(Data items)
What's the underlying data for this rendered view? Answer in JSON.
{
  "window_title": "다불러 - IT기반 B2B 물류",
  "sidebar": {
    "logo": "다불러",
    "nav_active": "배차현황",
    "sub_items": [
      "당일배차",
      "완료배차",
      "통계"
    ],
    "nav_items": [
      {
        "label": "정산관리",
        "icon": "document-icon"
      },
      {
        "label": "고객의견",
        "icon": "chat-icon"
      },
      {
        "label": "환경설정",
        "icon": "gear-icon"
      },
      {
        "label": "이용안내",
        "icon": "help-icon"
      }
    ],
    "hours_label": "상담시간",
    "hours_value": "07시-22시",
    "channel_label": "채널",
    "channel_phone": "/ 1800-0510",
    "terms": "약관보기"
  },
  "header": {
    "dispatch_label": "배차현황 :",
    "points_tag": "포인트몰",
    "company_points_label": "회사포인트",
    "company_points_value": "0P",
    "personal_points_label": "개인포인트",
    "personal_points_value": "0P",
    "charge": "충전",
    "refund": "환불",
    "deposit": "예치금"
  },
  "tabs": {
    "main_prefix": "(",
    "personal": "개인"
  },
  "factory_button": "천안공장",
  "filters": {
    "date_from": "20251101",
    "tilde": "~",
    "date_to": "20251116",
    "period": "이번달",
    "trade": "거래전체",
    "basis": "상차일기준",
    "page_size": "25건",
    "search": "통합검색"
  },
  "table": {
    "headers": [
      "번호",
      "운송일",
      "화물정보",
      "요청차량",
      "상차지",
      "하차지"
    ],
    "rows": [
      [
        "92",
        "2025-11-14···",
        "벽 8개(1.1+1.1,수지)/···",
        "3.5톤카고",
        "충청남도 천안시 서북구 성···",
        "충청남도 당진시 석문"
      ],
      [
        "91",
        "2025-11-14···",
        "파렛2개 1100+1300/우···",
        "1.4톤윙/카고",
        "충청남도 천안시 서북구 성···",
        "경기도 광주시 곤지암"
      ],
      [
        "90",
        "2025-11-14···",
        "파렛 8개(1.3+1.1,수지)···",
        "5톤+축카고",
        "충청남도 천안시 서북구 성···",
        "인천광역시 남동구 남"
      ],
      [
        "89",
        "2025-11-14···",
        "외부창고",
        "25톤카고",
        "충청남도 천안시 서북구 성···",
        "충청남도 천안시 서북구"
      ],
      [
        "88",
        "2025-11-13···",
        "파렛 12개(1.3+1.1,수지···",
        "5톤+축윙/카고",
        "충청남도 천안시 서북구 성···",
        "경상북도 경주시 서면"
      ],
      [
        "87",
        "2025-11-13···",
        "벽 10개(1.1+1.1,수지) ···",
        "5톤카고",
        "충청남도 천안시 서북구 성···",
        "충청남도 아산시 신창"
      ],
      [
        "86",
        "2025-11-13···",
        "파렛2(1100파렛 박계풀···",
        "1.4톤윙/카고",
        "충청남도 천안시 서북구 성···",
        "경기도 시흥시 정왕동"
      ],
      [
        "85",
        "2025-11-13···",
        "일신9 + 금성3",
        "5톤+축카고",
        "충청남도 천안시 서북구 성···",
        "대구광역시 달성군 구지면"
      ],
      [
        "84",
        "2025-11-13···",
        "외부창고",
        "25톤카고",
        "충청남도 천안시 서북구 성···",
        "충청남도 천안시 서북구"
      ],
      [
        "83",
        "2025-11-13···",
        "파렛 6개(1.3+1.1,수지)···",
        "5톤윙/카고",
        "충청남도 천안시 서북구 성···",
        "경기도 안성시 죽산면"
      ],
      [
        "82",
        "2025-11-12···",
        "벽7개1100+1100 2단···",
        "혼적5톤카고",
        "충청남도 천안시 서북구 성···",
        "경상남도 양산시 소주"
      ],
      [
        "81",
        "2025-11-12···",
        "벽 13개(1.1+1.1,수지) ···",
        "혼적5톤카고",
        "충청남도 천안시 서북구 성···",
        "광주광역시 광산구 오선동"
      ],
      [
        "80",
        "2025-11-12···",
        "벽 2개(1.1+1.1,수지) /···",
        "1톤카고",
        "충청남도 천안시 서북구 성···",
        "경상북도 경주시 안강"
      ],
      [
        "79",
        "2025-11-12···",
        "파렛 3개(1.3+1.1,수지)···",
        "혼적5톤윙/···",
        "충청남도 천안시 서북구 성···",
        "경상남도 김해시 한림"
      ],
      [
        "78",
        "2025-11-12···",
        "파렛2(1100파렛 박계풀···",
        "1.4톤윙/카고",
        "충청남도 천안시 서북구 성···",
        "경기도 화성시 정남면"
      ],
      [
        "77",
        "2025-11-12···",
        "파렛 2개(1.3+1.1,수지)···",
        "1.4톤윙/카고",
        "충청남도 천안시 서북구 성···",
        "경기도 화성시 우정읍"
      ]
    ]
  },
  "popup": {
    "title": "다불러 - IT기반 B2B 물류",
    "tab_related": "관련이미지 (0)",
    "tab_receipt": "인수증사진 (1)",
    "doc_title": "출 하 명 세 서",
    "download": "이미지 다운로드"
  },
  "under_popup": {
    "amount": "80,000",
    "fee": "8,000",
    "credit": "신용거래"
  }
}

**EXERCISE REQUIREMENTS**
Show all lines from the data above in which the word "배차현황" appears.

**PROBLEM SOLUTION**
    "nav_active": "배차현황",
    "dispatch_label": "배차현황 :",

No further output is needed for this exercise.